[Dataset excerpts]
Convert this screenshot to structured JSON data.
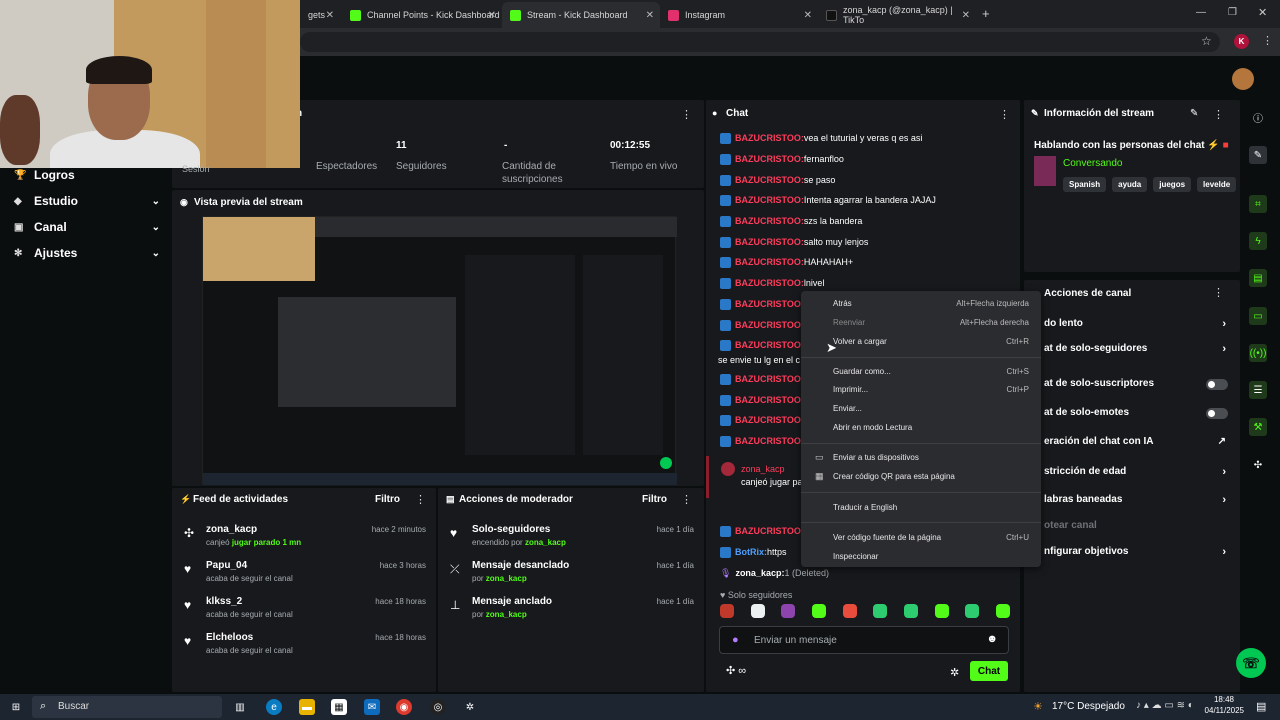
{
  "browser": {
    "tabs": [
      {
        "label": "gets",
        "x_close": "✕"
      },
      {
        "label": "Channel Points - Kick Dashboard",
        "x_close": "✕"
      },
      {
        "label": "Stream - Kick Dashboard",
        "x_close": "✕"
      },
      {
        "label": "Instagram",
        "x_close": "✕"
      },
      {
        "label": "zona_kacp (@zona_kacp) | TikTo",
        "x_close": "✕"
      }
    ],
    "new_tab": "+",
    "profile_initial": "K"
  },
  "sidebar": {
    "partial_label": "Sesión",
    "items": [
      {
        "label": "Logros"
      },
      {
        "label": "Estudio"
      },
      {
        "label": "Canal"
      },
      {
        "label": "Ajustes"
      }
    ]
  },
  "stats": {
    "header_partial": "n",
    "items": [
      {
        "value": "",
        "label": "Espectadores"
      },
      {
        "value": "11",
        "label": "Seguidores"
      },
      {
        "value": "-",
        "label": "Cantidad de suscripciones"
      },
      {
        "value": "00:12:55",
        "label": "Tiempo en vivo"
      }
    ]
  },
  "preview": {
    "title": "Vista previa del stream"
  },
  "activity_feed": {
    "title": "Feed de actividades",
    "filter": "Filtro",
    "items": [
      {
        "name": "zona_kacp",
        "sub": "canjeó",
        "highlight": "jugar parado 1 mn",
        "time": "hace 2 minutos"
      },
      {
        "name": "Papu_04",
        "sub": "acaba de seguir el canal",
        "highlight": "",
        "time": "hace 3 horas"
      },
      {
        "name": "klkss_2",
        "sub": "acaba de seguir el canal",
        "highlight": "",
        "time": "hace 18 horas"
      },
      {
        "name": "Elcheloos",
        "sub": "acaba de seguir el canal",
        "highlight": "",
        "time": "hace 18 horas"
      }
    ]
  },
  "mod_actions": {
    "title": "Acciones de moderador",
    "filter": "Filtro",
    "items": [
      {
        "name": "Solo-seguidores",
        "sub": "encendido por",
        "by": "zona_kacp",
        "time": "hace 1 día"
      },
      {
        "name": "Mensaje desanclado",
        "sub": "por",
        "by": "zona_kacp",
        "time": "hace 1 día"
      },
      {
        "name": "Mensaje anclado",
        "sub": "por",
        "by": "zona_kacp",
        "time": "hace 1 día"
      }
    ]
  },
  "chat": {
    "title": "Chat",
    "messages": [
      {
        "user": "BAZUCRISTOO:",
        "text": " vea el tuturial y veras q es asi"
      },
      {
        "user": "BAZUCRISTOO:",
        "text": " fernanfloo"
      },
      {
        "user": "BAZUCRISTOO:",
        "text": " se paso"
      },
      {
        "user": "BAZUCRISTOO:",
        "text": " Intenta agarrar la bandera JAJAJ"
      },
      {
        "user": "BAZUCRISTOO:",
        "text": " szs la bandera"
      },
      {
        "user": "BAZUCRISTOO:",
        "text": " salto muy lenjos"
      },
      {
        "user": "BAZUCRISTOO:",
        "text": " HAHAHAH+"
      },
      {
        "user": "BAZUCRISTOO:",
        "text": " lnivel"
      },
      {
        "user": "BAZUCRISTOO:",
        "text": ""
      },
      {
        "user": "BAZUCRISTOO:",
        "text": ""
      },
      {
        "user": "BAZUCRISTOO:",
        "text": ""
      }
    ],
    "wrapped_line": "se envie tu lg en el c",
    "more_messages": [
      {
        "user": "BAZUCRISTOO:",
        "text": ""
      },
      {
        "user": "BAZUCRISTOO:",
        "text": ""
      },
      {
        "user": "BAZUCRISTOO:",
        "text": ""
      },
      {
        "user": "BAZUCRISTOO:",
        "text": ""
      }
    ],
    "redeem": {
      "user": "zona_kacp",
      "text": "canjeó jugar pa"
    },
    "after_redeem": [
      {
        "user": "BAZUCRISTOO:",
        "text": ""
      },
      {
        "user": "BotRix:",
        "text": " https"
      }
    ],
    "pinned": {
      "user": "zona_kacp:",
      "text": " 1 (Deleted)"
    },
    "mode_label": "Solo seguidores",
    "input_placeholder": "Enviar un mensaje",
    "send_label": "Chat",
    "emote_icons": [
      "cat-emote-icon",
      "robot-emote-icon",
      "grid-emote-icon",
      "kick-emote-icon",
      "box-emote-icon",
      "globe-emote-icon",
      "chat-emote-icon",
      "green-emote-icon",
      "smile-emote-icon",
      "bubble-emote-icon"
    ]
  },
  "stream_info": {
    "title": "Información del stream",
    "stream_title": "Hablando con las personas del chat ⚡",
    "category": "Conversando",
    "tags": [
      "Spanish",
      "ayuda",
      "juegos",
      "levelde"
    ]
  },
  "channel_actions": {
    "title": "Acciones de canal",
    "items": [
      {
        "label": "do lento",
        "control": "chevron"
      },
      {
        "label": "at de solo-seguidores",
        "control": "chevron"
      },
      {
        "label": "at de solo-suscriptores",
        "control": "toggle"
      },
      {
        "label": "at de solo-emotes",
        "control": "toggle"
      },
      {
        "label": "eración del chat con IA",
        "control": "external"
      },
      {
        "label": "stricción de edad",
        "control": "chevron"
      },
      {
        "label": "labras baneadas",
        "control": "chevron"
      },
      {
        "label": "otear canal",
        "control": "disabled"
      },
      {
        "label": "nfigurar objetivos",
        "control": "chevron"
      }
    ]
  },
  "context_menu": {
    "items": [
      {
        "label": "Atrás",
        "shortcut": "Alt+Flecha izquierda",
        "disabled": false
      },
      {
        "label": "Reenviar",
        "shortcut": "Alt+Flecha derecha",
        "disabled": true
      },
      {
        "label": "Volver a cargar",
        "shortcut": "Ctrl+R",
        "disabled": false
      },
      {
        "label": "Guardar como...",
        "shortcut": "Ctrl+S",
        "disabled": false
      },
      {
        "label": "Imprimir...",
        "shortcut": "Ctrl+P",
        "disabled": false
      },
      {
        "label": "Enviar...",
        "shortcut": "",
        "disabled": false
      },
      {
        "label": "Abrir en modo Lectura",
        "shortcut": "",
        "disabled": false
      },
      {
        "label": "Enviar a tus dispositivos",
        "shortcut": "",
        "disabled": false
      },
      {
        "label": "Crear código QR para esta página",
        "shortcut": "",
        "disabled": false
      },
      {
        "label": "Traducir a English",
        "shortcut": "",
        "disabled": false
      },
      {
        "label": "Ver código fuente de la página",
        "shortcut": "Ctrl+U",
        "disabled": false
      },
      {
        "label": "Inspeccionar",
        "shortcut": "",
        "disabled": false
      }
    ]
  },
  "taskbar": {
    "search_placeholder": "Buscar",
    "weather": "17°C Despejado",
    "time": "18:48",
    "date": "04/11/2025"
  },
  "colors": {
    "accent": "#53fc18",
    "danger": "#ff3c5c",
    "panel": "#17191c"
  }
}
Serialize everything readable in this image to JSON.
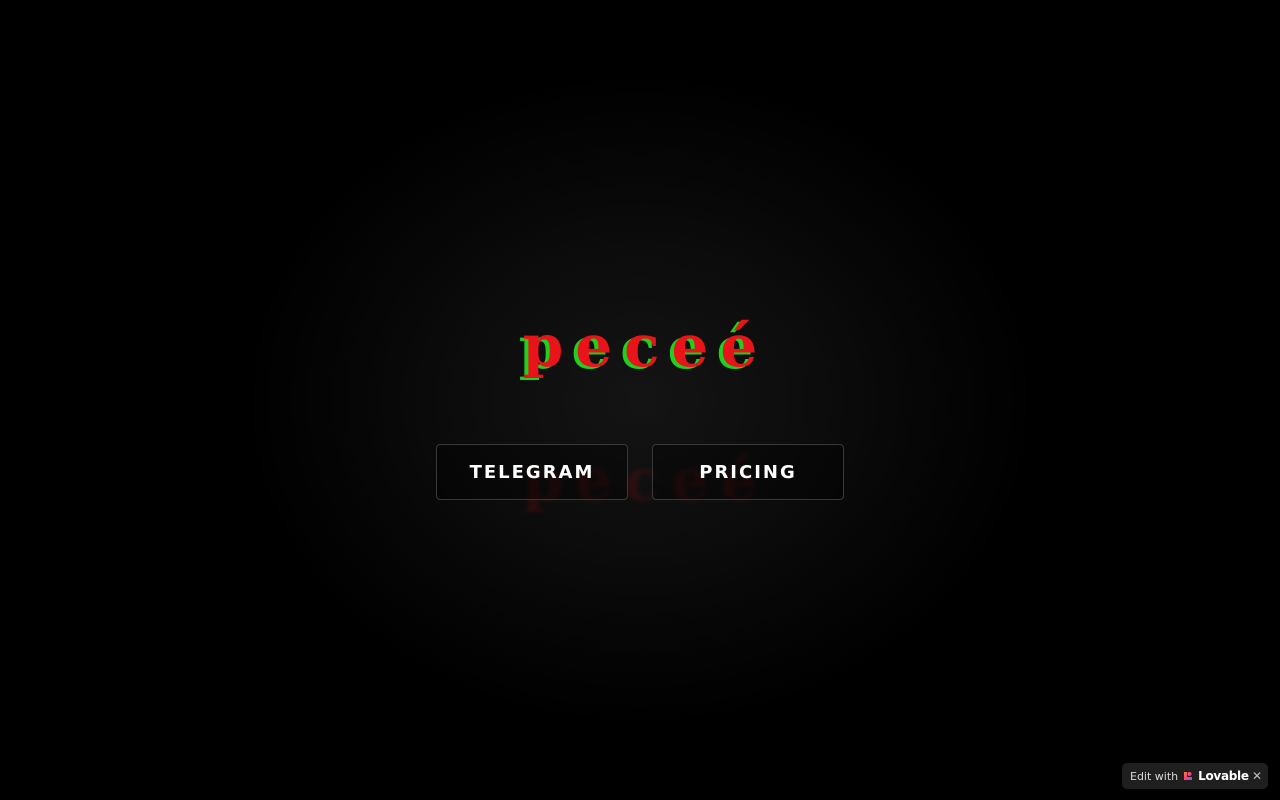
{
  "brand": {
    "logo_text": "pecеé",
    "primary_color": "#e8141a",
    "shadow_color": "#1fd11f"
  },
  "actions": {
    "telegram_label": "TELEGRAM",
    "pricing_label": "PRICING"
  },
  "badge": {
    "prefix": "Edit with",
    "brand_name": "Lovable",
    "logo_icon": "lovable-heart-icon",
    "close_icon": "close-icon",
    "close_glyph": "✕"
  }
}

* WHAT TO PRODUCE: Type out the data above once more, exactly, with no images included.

* RESPONSE TO THE TASK:
Convert this screenshot to structured JSON data.
{
  "browser": {
    "tabs": [
      {
        "label": "gets",
        "x_close": "✕"
      },
      {
        "label": "Channel Points - Kick Dashboard",
        "x_close": "✕"
      },
      {
        "label": "Stream - Kick Dashboard",
        "x_close": "✕"
      },
      {
        "label": "Instagram",
        "x_close": "✕"
      },
      {
        "label": "zona_kacp (@zona_kacp) | TikTo",
        "x_close": "✕"
      }
    ],
    "new_tab": "+",
    "profile_initial": "K"
  },
  "sidebar": {
    "partial_label": "Sesión",
    "items": [
      {
        "label": "Logros"
      },
      {
        "label": "Estudio"
      },
      {
        "label": "Canal"
      },
      {
        "label": "Ajustes"
      }
    ]
  },
  "stats": {
    "header_partial": "n",
    "items": [
      {
        "value": "",
        "label": "Espectadores"
      },
      {
        "value": "11",
        "label": "Seguidores"
      },
      {
        "value": "-",
        "label": "Cantidad de suscripciones"
      },
      {
        "value": "00:12:55",
        "label": "Tiempo en vivo"
      }
    ]
  },
  "preview": {
    "title": "Vista previa del stream"
  },
  "activity_feed": {
    "title": "Feed de actividades",
    "filter": "Filtro",
    "items": [
      {
        "name": "zona_kacp",
        "sub": "canjeó",
        "highlight": "jugar parado 1 mn",
        "time": "hace 2 minutos"
      },
      {
        "name": "Papu_04",
        "sub": "acaba de seguir el canal",
        "highlight": "",
        "time": "hace 3 horas"
      },
      {
        "name": "klkss_2",
        "sub": "acaba de seguir el canal",
        "highlight": "",
        "time": "hace 18 horas"
      },
      {
        "name": "Elcheloos",
        "sub": "acaba de seguir el canal",
        "highlight": "",
        "time": "hace 18 horas"
      }
    ]
  },
  "mod_actions": {
    "title": "Acciones de moderador",
    "filter": "Filtro",
    "items": [
      {
        "name": "Solo-seguidores",
        "sub": "encendido por",
        "by": "zona_kacp",
        "time": "hace 1 día"
      },
      {
        "name": "Mensaje desanclado",
        "sub": "por",
        "by": "zona_kacp",
        "time": "hace 1 día"
      },
      {
        "name": "Mensaje anclado",
        "sub": "por",
        "by": "zona_kacp",
        "time": "hace 1 día"
      }
    ]
  },
  "chat": {
    "title": "Chat",
    "messages": [
      {
        "user": "BAZUCRISTOO:",
        "text": " vea el tuturial y veras q es asi"
      },
      {
        "user": "BAZUCRISTOO:",
        "text": " fernanfloo"
      },
      {
        "user": "BAZUCRISTOO:",
        "text": " se paso"
      },
      {
        "user": "BAZUCRISTOO:",
        "text": " Intenta agarrar la bandera JAJAJ"
      },
      {
        "user": "BAZUCRISTOO:",
        "text": " szs la bandera"
      },
      {
        "user": "BAZUCRISTOO:",
        "text": " salto muy lenjos"
      },
      {
        "user": "BAZUCRISTOO:",
        "text": " HAHAHAH+"
      },
      {
        "user": "BAZUCRISTOO:",
        "text": " lnivel"
      },
      {
        "user": "BAZUCRISTOO:",
        "text": ""
      },
      {
        "user": "BAZUCRISTOO:",
        "text": ""
      },
      {
        "user": "BAZUCRISTOO:",
        "text": ""
      }
    ],
    "wrapped_line": "se envie tu lg en el c",
    "more_messages": [
      {
        "user": "BAZUCRISTOO:",
        "text": ""
      },
      {
        "user": "BAZUCRISTOO:",
        "text": ""
      },
      {
        "user": "BAZUCRISTOO:",
        "text": ""
      },
      {
        "user": "BAZUCRISTOO:",
        "text": ""
      }
    ],
    "redeem": {
      "user": "zona_kacp",
      "text": "canjeó jugar pa"
    },
    "after_redeem": [
      {
        "user": "BAZUCRISTOO:",
        "text": ""
      },
      {
        "user": "BotRix:",
        "text": " https"
      }
    ],
    "pinned": {
      "user": "zona_kacp:",
      "text": " 1 (Deleted)"
    },
    "mode_label": "Solo seguidores",
    "input_placeholder": "Enviar un mensaje",
    "send_label": "Chat",
    "emote_icons": [
      "cat-emote-icon",
      "robot-emote-icon",
      "grid-emote-icon",
      "kick-emote-icon",
      "box-emote-icon",
      "globe-emote-icon",
      "chat-emote-icon",
      "green-emote-icon",
      "smile-emote-icon",
      "bubble-emote-icon"
    ]
  },
  "stream_info": {
    "title": "Información del stream",
    "stream_title": "Hablando con las personas del chat ⚡",
    "category": "Conversando",
    "tags": [
      "Spanish",
      "ayuda",
      "juegos",
      "levelde"
    ]
  },
  "channel_actions": {
    "title": "Acciones de canal",
    "items": [
      {
        "label": "do lento",
        "control": "chevron"
      },
      {
        "label": "at de solo-seguidores",
        "control": "chevron"
      },
      {
        "label": "at de solo-suscriptores",
        "control": "toggle"
      },
      {
        "label": "at de solo-emotes",
        "control": "toggle"
      },
      {
        "label": "eración del chat con IA",
        "control": "external"
      },
      {
        "label": "stricción de edad",
        "control": "chevron"
      },
      {
        "label": "labras baneadas",
        "control": "chevron"
      },
      {
        "label": "otear canal",
        "control": "disabled"
      },
      {
        "label": "nfigurar objetivos",
        "control": "chevron"
      }
    ]
  },
  "context_menu": {
    "items": [
      {
        "label": "Atrás",
        "shortcut": "Alt+Flecha izquierda",
        "disabled": false
      },
      {
        "label": "Reenviar",
        "shortcut": "Alt+Flecha derecha",
        "disabled": true
      },
      {
        "label": "Volver a cargar",
        "shortcut": "Ctrl+R",
        "disabled": false
      },
      {
        "label": "Guardar como...",
        "shortcut": "Ctrl+S",
        "disabled": false
      },
      {
        "label": "Imprimir...",
        "shortcut": "Ctrl+P",
        "disabled": false
      },
      {
        "label": "Enviar...",
        "shortcut": "",
        "disabled": false
      },
      {
        "label": "Abrir en modo Lectura",
        "shortcut": "",
        "disabled": false
      },
      {
        "label": "Enviar a tus dispositivos",
        "shortcut": "",
        "disabled": false
      },
      {
        "label": "Crear código QR para esta página",
        "shortcut": "",
        "disabled": false
      },
      {
        "label": "Traducir a English",
        "shortcut": "",
        "disabled": false
      },
      {
        "label": "Ver código fuente de la página",
        "shortcut": "Ctrl+U",
        "disabled": false
      },
      {
        "label": "Inspeccionar",
        "shortcut": "",
        "disabled": false
      }
    ]
  },
  "taskbar": {
    "search_placeholder": "Buscar",
    "weather": "17°C Despejado",
    "time": "18:48",
    "date": "04/11/2025"
  },
  "colors": {
    "accent": "#53fc18",
    "danger": "#ff3c5c",
    "panel": "#17191c"
  }
}
Serialize everything readable in this image to JSON.
{
  "brand": {
    "logo_text": "pecеé",
    "primary_color": "#e8141a",
    "shadow_color": "#1fd11f"
  },
  "actions": {
    "telegram_label": "TELEGRAM",
    "pricing_label": "PRICING"
  },
  "badge": {
    "prefix": "Edit with",
    "brand_name": "Lovable",
    "logo_icon": "lovable-heart-icon",
    "close_icon": "close-icon",
    "close_glyph": "✕"
  }
}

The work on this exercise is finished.